Exercise aim = Your result should be the lines holding the word "VISITORS", copied from the entries below.

Stored dataset items =
==*==
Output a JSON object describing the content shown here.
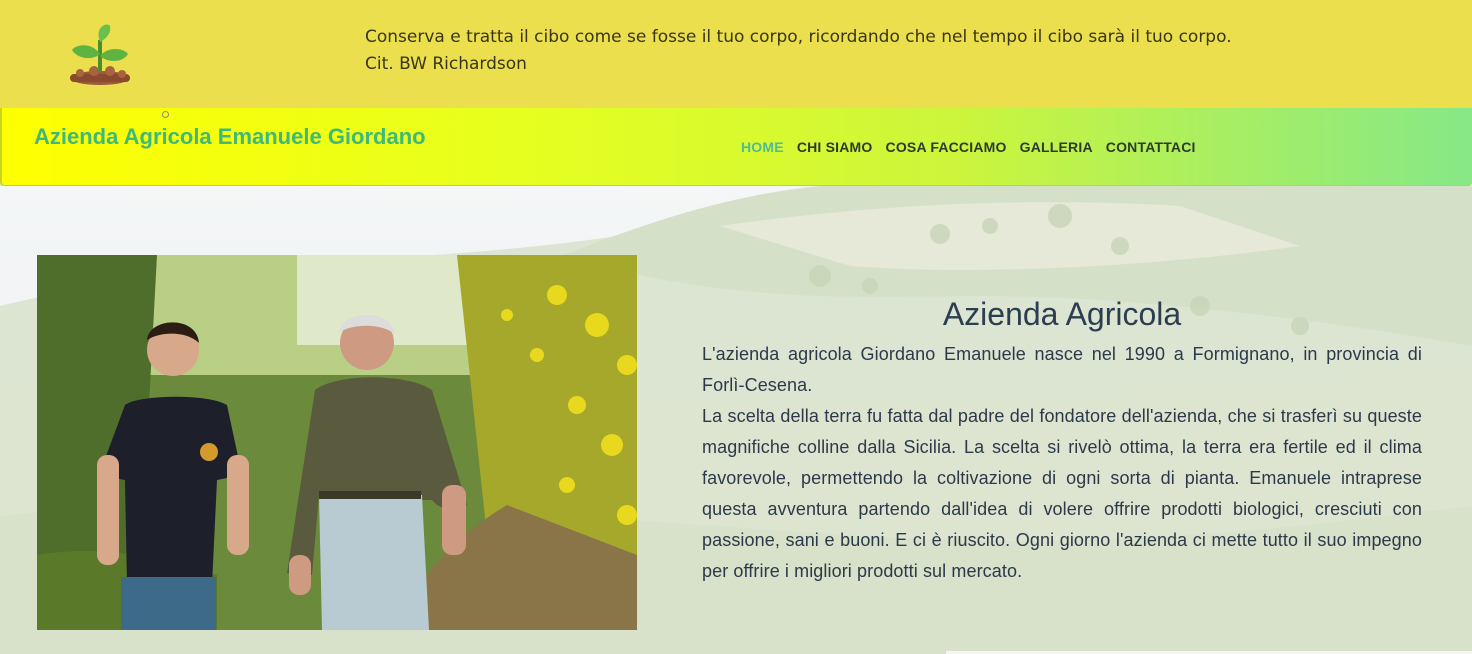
{
  "header": {
    "quote_line1": "Conserva e tratta il cibo come se fosse il tuo corpo, ricordando che nel tempo il cibo sarà il tuo corpo.",
    "quote_line2": "Cit. BW Richardson",
    "logo_icon": "sprout-icon"
  },
  "nav": {
    "brand": "Azienda Agricola Emanuele Giordano",
    "items": [
      {
        "label": "HOME",
        "active": true
      },
      {
        "label": "CHI SIAMO"
      },
      {
        "label": "COSA FACCIAMO"
      },
      {
        "label": "GALLERIA"
      },
      {
        "label": "CONTATTACI"
      }
    ]
  },
  "main": {
    "title": "Azienda Agricola",
    "paragraph1": "L'azienda agricola Giordano Emanuele nasce nel 1990 a Formignano, in provincia di Forlì-Cesena.",
    "paragraph2": "La scelta della terra fu fatta dal padre del fondatore dell'azienda, che si trasferì su queste magnifiche colline dalla Sicilia. La scelta si rivelò ottima, la terra era fertile ed il clima favorevole, permettendo la coltivazione di ogni sorta di pianta. Emanuele intraprese questa avventura partendo dall'idea di volere offrire prodotti biologici, cresciuti con passione, sani e buoni. E ci è riuscito. Ogni giorno l'azienda ci mette tutto il suo impegno per offrire i migliori prodotti sul mercato.",
    "photo": "two-farmers-photo"
  },
  "colors": {
    "topbar": "#ebdf4e",
    "brand": "#3fb97a",
    "active_nav": "#4fbc95",
    "text": "#2a3a4a"
  }
}
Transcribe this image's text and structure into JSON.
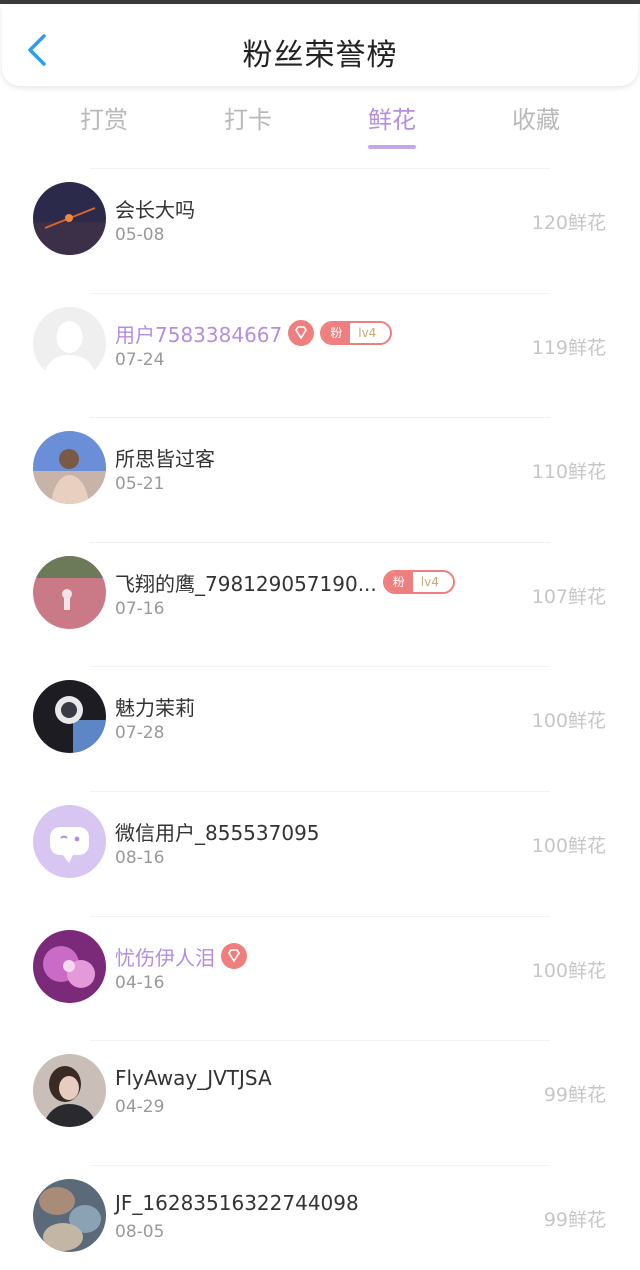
{
  "header": {
    "title": "粉丝荣誉榜"
  },
  "tabs": [
    {
      "label": "打赏",
      "active": false
    },
    {
      "label": "打卡",
      "active": false
    },
    {
      "label": "鲜花",
      "active": true
    },
    {
      "label": "收藏",
      "active": false
    }
  ],
  "colors": {
    "accent": "#b48ee0",
    "badge": "#ef7e7e"
  },
  "fans": [
    {
      "name": "会长大吗",
      "date": "05-08",
      "count": "120鲜花"
    },
    {
      "name": "用户7583384667",
      "date": "07-24",
      "count": "119鲜花",
      "fan_label": "粉",
      "level": "lv4"
    },
    {
      "name": "所思皆过客",
      "date": "05-21",
      "count": "110鲜花"
    },
    {
      "name": "飞翔的鹰_798129057190...",
      "date": "07-16",
      "count": "107鲜花",
      "fan_label": "粉",
      "level": "lv4"
    },
    {
      "name": "魅力茉莉",
      "date": "07-28",
      "count": "100鲜花"
    },
    {
      "name": "微信用户_855537095",
      "date": "08-16",
      "count": "100鲜花"
    },
    {
      "name": "忧伤伊人泪",
      "date": "04-16",
      "count": "100鲜花"
    },
    {
      "name": "FlyAway_JVTJSA",
      "date": "04-29",
      "count": "99鲜花"
    },
    {
      "name": "JF_16283516322744098",
      "date": "08-05",
      "count": "99鲜花"
    }
  ]
}
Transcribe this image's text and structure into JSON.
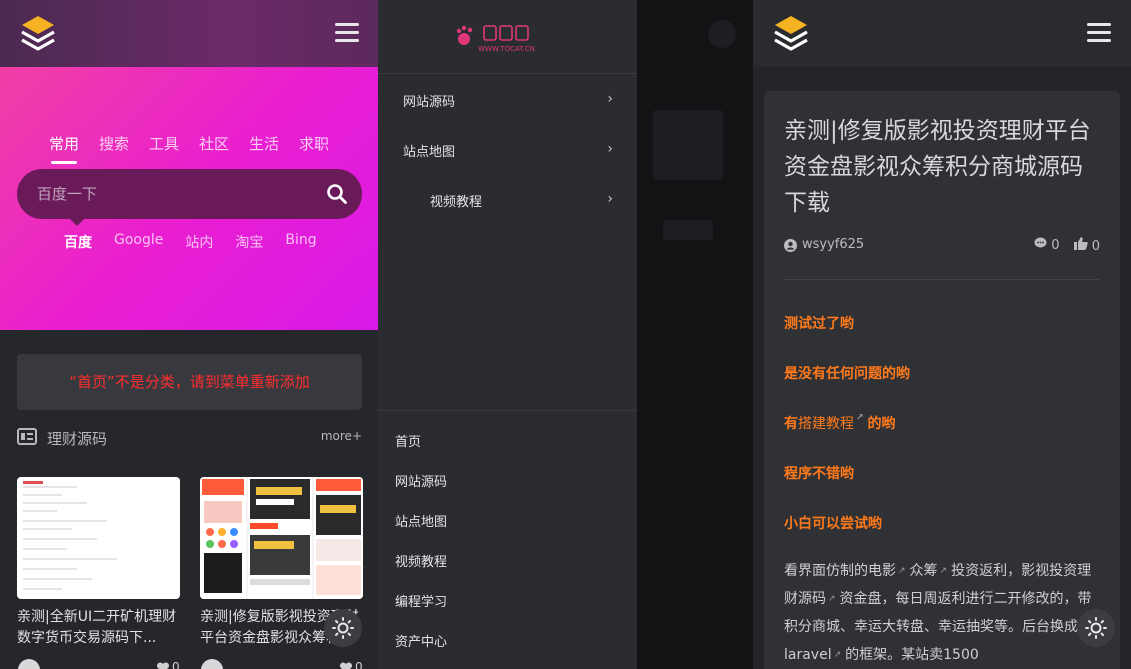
{
  "left": {
    "tabs": [
      "常用",
      "搜索",
      "工具",
      "社区",
      "生活",
      "求职"
    ],
    "search_placeholder": "百度一下",
    "engines": [
      "百度",
      "Google",
      "站内",
      "淘宝",
      "Bing"
    ],
    "notice": "“首页”不是分类，请到菜单重新添加",
    "section_title": "理财源码",
    "section_more": "more+",
    "cards": [
      {
        "title": "亲测|全新UI二开矿机理财数字货币交易源码下..."
      },
      {
        "title": "亲测|修复版影视投资理财平台资金盘影视众筹积..."
      }
    ],
    "card_counts": [
      "0",
      "0"
    ]
  },
  "middle": {
    "brand": "WWW.TOCAT.CN",
    "drawer_menu": [
      "网站源码",
      "站点地图",
      "视频教程"
    ],
    "drawer_links": [
      "首页",
      "网站源码",
      "站点地图",
      "视频教程",
      "编程学习",
      "资产中心"
    ]
  },
  "right": {
    "title": "亲测|修复版影视投资理财平台资金盘影视众筹积分商城源码下载",
    "author": "wsyyf625",
    "comments": "0",
    "likes": "0",
    "highlights": [
      "测试过了哟",
      "是没有任何问题的哟",
      "有",
      "搭建教程",
      "的哟",
      "程序不错哟",
      "小白可以尝试哟"
    ],
    "body": {
      "p1": "看界面仿制的电影",
      "link1": "众筹",
      "p2": "投资返利，影视投资理财源码",
      "p3": "资金盘，每日周返利进行二开修改的，带积分商城、幸运大转盘、幸运抽奖等。后台换成了",
      "link2": "laravel",
      "p4": "的框架。某站卖1500"
    }
  },
  "colors": {
    "hero_pink": "#ea1fd0",
    "notice_red": "#ff2d2d",
    "highlight_orange": "#ff7a1a",
    "logo_yellow": "#f5b324"
  }
}
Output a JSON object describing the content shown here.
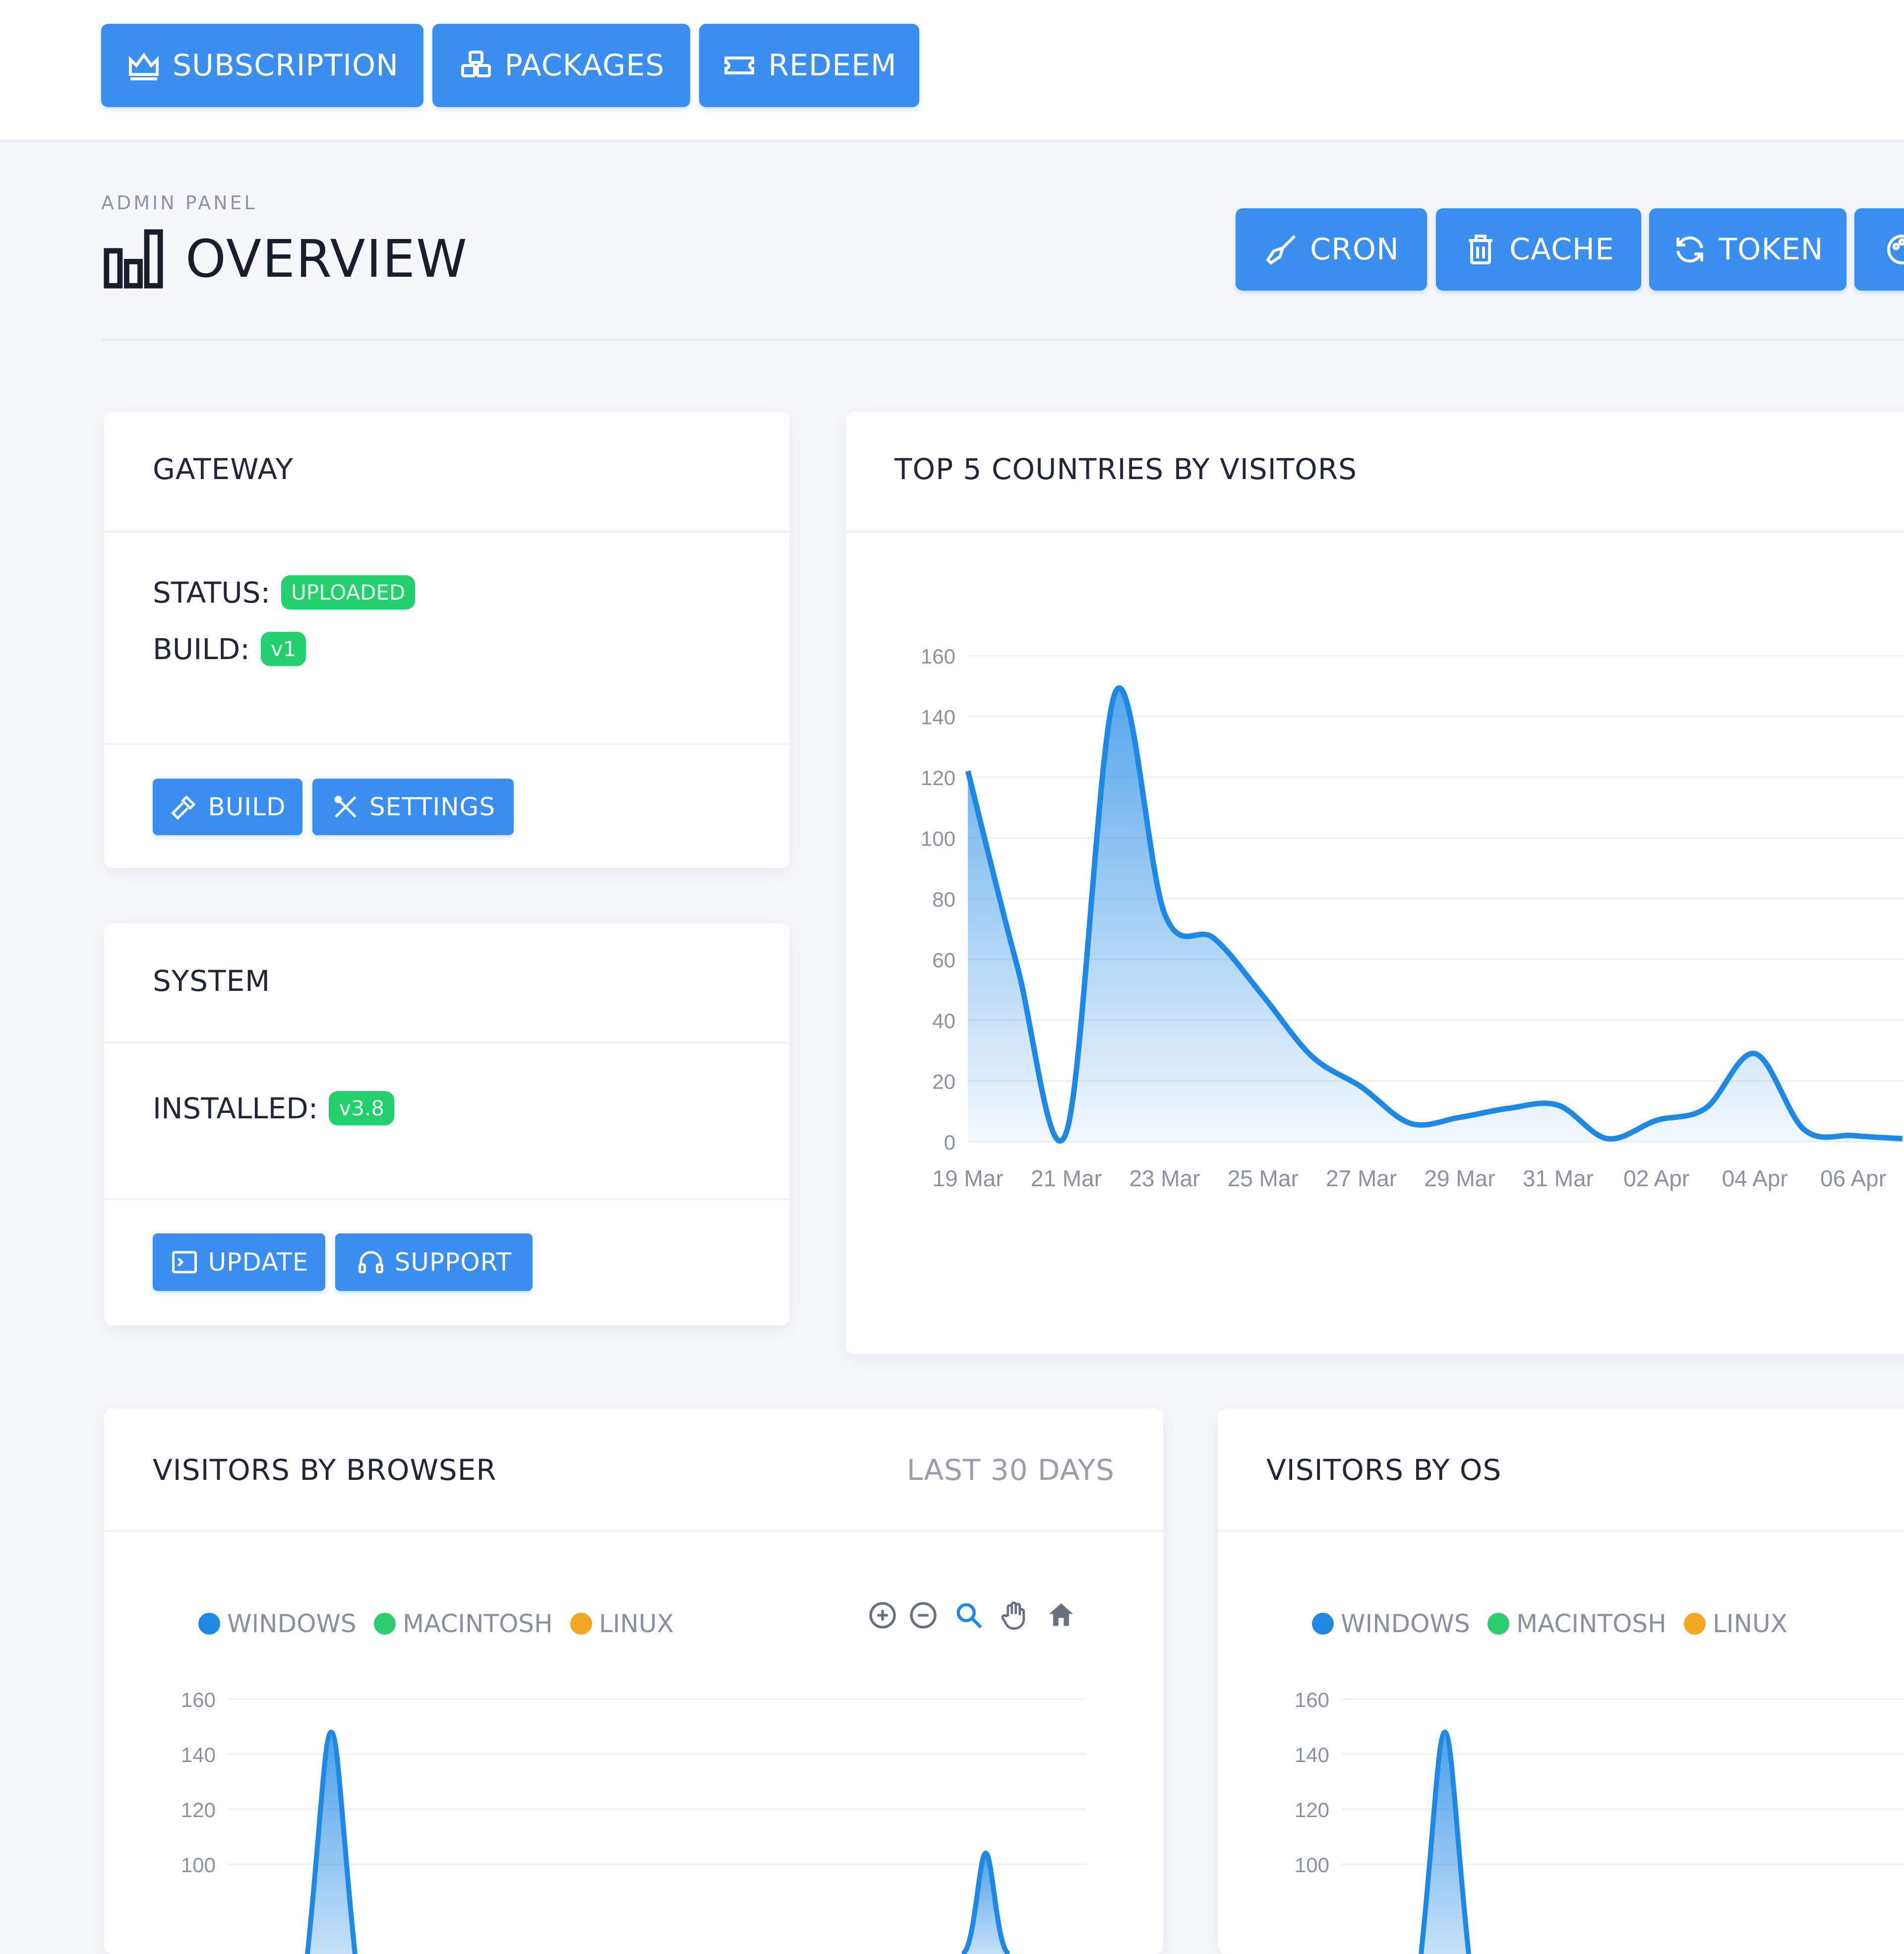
{
  "topbar": {
    "buttons": [
      {
        "label": "SUBSCRIPTION",
        "icon": "crown-icon"
      },
      {
        "label": "PACKAGES",
        "icon": "cubes-icon"
      },
      {
        "label": "REDEEM",
        "icon": "ticket-icon"
      }
    ]
  },
  "header": {
    "breadcrumb": "ADMIN PANEL",
    "title": "OVERVIEW",
    "title_icon": "bar-chart-icon",
    "actions": [
      {
        "label": "CRON",
        "icon": "broom-icon"
      },
      {
        "label": "CACHE",
        "icon": "trash-icon"
      },
      {
        "label": "TOKEN",
        "icon": "refresh-icon"
      }
    ]
  },
  "gateway": {
    "title": "GATEWAY",
    "status_label": "STATUS:",
    "status_value": "UPLOADED",
    "build_label": "BUILD:",
    "build_value": "v1",
    "buttons": [
      {
        "label": "BUILD",
        "icon": "hammer-icon"
      },
      {
        "label": "SETTINGS",
        "icon": "tools-icon"
      }
    ]
  },
  "system": {
    "title": "SYSTEM",
    "installed_label": "INSTALLED:",
    "installed_value": "v3.8",
    "buttons": [
      {
        "label": "UPDATE",
        "icon": "terminal-icon"
      },
      {
        "label": "SUPPORT",
        "icon": "headset-icon"
      }
    ]
  },
  "countries": {
    "title": "TOP 5 COUNTRIES BY VISITORS"
  },
  "browser": {
    "title": "VISITORS BY BROWSER",
    "range": "LAST 30 DAYS",
    "legend": [
      "WINDOWS",
      "MACINTOSH",
      "LINUX"
    ],
    "toolbar": [
      "zoom-in-icon",
      "zoom-out-icon",
      "selection-zoom-icon",
      "pan-hand-icon",
      "reset-home-icon"
    ]
  },
  "os": {
    "title": "VISITORS BY OS",
    "legend": [
      "WINDOWS",
      "MACINTOSH",
      "LINUX"
    ]
  },
  "colors": {
    "accent": "#3a8ef0",
    "success": "#24cf6e",
    "windows": "#1e88e5",
    "macintosh": "#2ecc71",
    "linux": "#f5a623"
  },
  "chart_data": [
    {
      "type": "area",
      "title": "TOP 5 COUNTRIES BY VISITORS",
      "x": [
        "19 Mar",
        "20 Mar",
        "21 Mar",
        "22 Mar",
        "23 Mar",
        "24 Mar",
        "25 Mar",
        "26 Mar",
        "27 Mar",
        "28 Mar",
        "29 Mar",
        "30 Mar",
        "31 Mar",
        "01 Apr",
        "02 Apr",
        "03 Apr",
        "04 Apr",
        "05 Apr",
        "06 Apr",
        "07 Apr"
      ],
      "x_tick_labels": [
        "19 Mar",
        "21 Mar",
        "23 Mar",
        "25 Mar",
        "27 Mar",
        "29 Mar",
        "31 Mar",
        "02 Apr",
        "04 Apr",
        "06 Apr"
      ],
      "series": [
        {
          "values": [
            122,
            58,
            3,
            148,
            75,
            67,
            48,
            28,
            18,
            6,
            8,
            11,
            12,
            1,
            7,
            11,
            29,
            4,
            2,
            1
          ]
        }
      ],
      "ylim": [
        0,
        160
      ],
      "y_ticks": [
        0,
        20,
        40,
        60,
        80,
        100,
        120,
        140,
        160
      ],
      "grid": true
    },
    {
      "type": "area",
      "title": "VISITORS BY BROWSER",
      "legend": [
        "WINDOWS",
        "MACINTOSH",
        "LINUX"
      ],
      "y_ticks_visible": [
        100,
        120,
        140,
        160
      ],
      "visible_peaks": [
        148,
        104
      ]
    },
    {
      "type": "area",
      "title": "VISITORS BY OS",
      "legend": [
        "WINDOWS",
        "MACINTOSH",
        "LINUX"
      ],
      "y_ticks_visible": [
        100,
        120,
        140,
        160
      ],
      "visible_peaks": [
        148
      ]
    }
  ]
}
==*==
Written reply =
    "title": "TOP 5 COUNTRIES BY VISITORS"
    "title": "VISITORS BY BROWSER",
    "title": "VISITORS BY OS",
      "title": "TOP 5 COUNTRIES BY VISITORS",
      "title": "VISITORS BY BROWSER",
      "title": "VISITORS BY OS",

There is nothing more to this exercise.